Date of Award
Master of Science
Department of Systems Engineering and Management
Michael L. Shelley, PhD
Perchloroethene (PCE), Trichloroethene (TCE) and their degradation products are among the most common organic groundwater contaminants in the United States. Constructed wetlands utilizing upward flow harbor reduction-oxidation conditions that have demonstrated the potential to promote both partial and total mineralization of PCE and TCE through the process of natural attenuation. Organic acid and inorganic anion concentrations are indicative of reduction-oxidation processes that drive chlorinated ethene degradation. These analytes were investigated to assess their development within three vertically stratified regions of a constructed wetland cell at Wright-Patterson Air Force Base fed by groundwater contaminated with PCE and TCE. Data collected during the months of January 2002, December 2002, and January 2003 revealed changes in the organic acid pool over time and in space that correlated with changes in the inorganic anion pool. Overall organic acid concentrations decreased by an average of 93% over 11 month period, indicating a substantial geochemical evolution of the organic acid pool over this time frame. Measurements dissolved oxygen and ORP supported the existence of an aerobic region at the base of the wetland, followed by an anaerobic region in the strata above. Significant nitrate and sulfate reduction in the anaerobic region occurred in unison with the emergence of higher concentrations of lactate and formate. Results indicate the reducing conditions and substrates required to support reductive dechlorination of chlorinated ethenes were present in the subsurface of the wetland.

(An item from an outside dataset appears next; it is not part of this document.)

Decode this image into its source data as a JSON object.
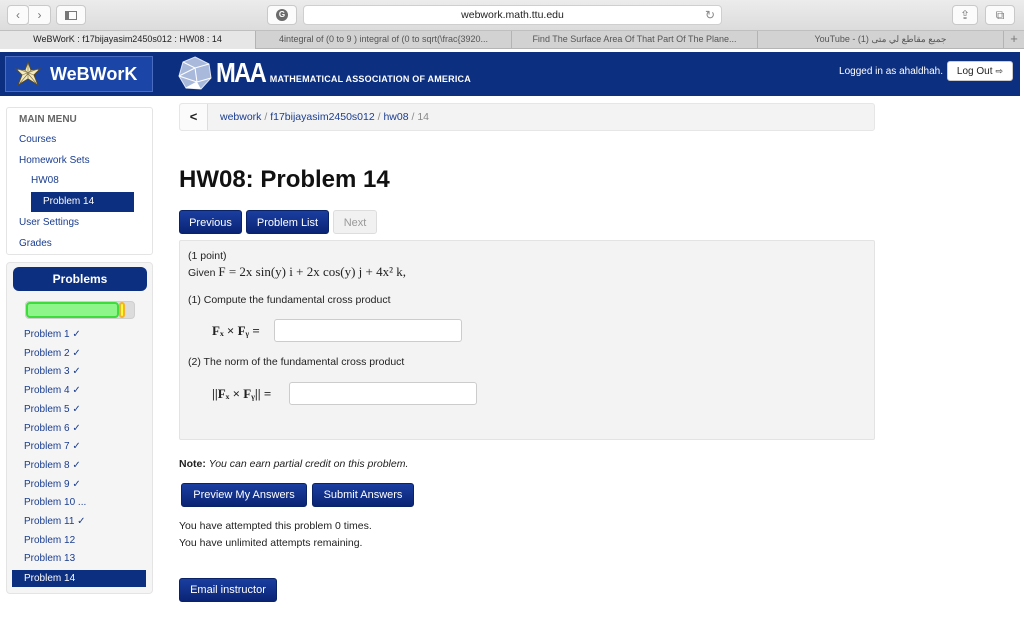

DTIC Accession Number
Kovacic, Joshua D., "Analysis of Anion Distributions in the Developing Strata of a Constructed Wetland Used for Chlorinated Ethene Remediation" (2003). Theses and Dissertations. 4226.